### Material for this task
****************************************

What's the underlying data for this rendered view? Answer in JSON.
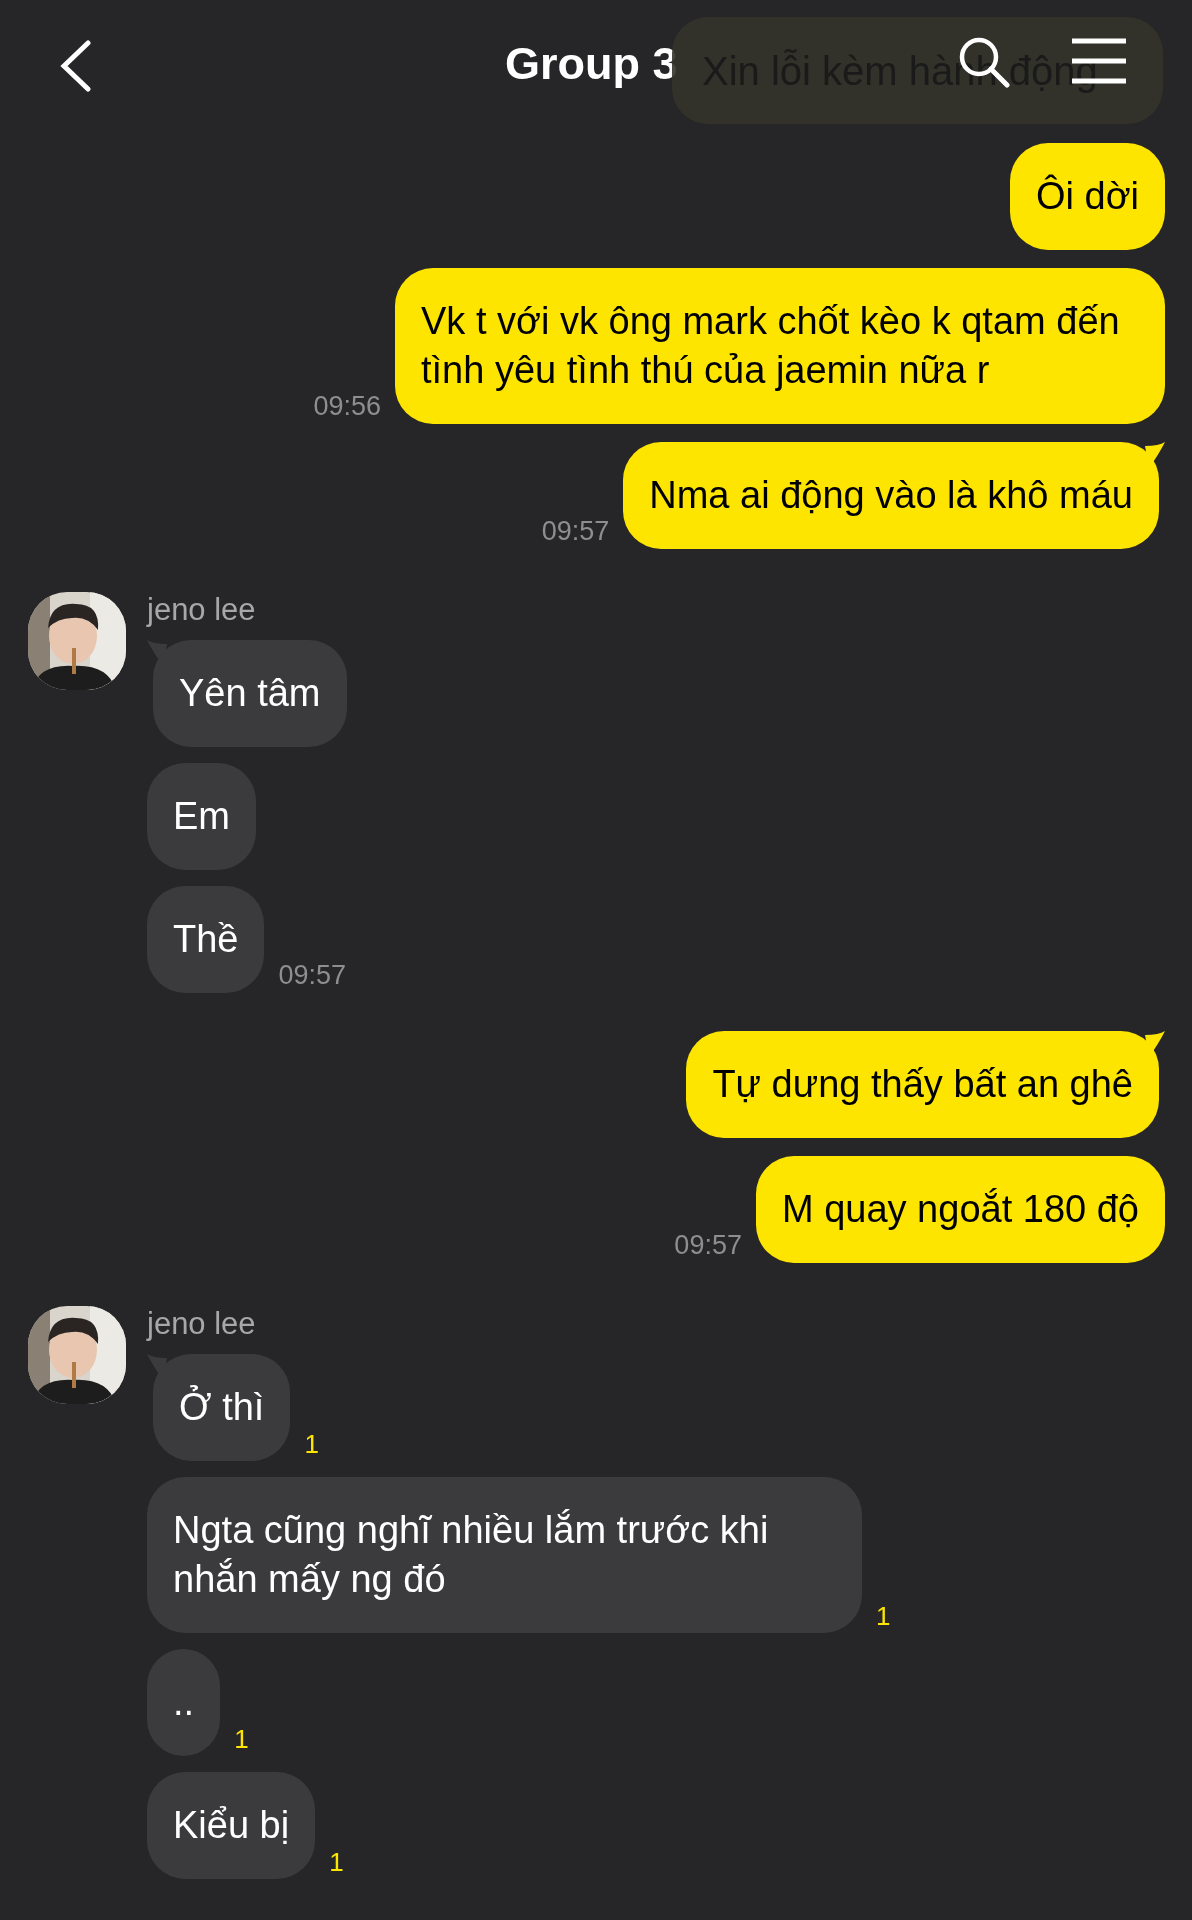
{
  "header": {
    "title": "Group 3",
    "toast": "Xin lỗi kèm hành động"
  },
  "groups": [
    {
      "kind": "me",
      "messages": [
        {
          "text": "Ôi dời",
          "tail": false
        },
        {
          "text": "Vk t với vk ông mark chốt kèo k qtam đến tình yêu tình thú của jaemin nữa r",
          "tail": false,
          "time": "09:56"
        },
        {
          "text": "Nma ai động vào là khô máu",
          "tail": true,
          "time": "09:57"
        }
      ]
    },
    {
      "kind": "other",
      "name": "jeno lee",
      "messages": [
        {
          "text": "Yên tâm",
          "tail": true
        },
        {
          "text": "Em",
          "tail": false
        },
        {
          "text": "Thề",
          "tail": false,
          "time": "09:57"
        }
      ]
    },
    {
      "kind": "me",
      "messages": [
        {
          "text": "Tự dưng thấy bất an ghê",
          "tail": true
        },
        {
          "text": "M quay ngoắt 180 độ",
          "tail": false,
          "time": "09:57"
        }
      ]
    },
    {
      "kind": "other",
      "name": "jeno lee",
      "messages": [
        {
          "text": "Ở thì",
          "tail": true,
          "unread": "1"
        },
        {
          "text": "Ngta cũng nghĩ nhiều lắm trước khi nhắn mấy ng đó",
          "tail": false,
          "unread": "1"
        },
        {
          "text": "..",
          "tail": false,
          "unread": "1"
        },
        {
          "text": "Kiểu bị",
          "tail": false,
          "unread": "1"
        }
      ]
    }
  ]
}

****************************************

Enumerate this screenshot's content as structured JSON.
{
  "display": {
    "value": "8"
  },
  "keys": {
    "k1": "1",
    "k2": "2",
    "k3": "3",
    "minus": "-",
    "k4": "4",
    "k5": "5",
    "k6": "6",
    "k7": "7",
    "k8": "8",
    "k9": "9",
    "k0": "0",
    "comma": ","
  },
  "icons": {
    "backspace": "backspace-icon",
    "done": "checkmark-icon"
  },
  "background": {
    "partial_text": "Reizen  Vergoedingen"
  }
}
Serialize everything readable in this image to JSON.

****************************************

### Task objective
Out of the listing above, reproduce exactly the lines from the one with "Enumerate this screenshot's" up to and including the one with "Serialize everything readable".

### Exercise response
Enumerate this screenshot's content as structured JSON.
{
  "display": {
    "value": "8"
  },
  "keys": {
    "k1": "1",
    "k2": "2",
    "k3": "3",
    "minus": "-",
    "k4": "4",
    "k5": "5",
    "k6": "6",
    "k7": "7",
    "k8": "8",
    "k9": "9",
    "k0": "0",
    "comma": ","
  },
  "icons": {
    "backspace": "backspace-icon",
    "done": "checkmark-icon"
  },
  "background": {
    "partial_text": "Reizen  Vergoedingen"
  }
}
Serialize everything readable in this image to JSON.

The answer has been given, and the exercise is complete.